Here, hand grenades which cost the same as small candies have flooded the market and the lack of future prospects makes it easy for militias to attract young men.
The Central African Republic (CAR) has seen more than its fair share of coups and unrest over the five and a half decades. In December 2012, a rebel coalition calling itself ‘Seleka’, meaning ‘Union’ in the local Sango language, toppled the government of President Francois Bozize, accusing him of not abiding by the terms of earlier peace agreements signed in 2007 and 2011 which ended earlier conflicts.
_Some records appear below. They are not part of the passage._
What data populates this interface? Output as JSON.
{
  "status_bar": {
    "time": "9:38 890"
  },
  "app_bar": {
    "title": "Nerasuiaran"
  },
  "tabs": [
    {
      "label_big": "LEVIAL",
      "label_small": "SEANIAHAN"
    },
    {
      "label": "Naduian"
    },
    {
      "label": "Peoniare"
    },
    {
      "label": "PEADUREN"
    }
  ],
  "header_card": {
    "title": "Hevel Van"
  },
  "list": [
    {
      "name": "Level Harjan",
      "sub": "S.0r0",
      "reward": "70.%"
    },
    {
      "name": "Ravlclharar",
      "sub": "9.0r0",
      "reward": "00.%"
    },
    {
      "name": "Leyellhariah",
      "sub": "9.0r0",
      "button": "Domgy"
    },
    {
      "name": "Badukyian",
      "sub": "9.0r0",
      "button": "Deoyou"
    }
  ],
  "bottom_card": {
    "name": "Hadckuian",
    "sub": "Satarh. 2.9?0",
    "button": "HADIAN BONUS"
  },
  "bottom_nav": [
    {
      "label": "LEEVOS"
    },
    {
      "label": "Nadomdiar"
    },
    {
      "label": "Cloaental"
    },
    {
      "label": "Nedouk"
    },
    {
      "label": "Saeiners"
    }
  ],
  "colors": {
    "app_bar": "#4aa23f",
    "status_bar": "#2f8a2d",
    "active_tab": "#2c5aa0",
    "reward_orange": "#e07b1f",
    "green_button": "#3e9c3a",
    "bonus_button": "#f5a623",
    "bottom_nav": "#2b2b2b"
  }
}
Rebel leader Michel Djotodia declared himself president and was recognised as a transitional head of state at a regional meeting in April 2013.
Though Djotodia soon declared Seleka disbanded, renegade rebels continued to loot, rape and pillage and the conflict began to develop along sectarian lines with the mainly Muslim Seleka fighting Christian vigilantes calling themselves Anti-Balaka (or Anti-Machete).
William Daniels has been to Central African Republic on a number of occasions since the outbreak of the violence to report on the disintegration of an African nation. His last trip was in March 2016.
“When I first visited CAR, the country had just descended into the most serious crisis of its short history. In 2013, rebels from the Seleka alliance, a predominantly Muslim militia, overthrew the government, unleashing nine months of anarchy in the sparsely populated country of five million. In response, Christian and animist militias, calling themselves ‘anti-Balaka’ rose up against the rebel government, launching attacks on their opponents and on Muslim civilians suspected of being Seleka supporters.
At first I covered this conflict mostly for news media outlets such as TIME Magazine which had committed to covering one of the world’s most neglected crises. But soon I felt that this was only one part of the story. After making several trips to CAR I emerged with an acute curiosity about the roots and context of this tragedy. I had a burning desire to show the unseen side of this war. I had many questions in mind.”
How can this young country shift so suddenly to such violence? How can a country whose soil is often described as so rich be so poor? How can a state be so fragile – and so easily overthrown?
My goal was to document CAR behind the headlines.
“Central African Republic has been vulnerable ever since gaining independence from France in 1960. Systemic corruption and meddling by external players have resulted in multiple coups d’etats.
Widespread misappropriation of the country’s vast natural resources has deprived the general population of their economic benefits and caused the state to need constant propping up by foreign donors.
The judiciary is dysfunctional, leading to complete impunity, while the national army was no match for Seleka rebels who took over in 2013.
CAR remains one of the worst places on earth to gain access to health services and malaria and chronic malnutrition continue to stalk the country leading to untold numbers of unnecessary deaths. In 2014, the UN Development Program rated CAR as the second least developed country in the world, ahead only of Niger but with a much lower life expectancy and a much lower Gross National Income (GNI). To this add close to a million displaced people – a fifth of the country’s population – many of whom have taken refuge in neighbouring Cameroon and Chad. More than a third of CAR’s children have never set foot in a school.”
“Thanks to the Getty grant and the Tim Hetherington grant I travelled to CAR on 6 occasions between September 2014 and March 2016. I worked in regions that have been abandoned by the state for decades. I shot in diamond and gold mines controlled by armed groups.
I documented the country’s faltering health system which is almost entirely dependent on NGOs such as Medecins sans Frontieres, an organisation that is currently the third biggest employer in the country.
As CAR has completely disappeared off the news agenda, and while violence has subsided slightly over the past months, the country remains on the edge, facing a very uncertain future.”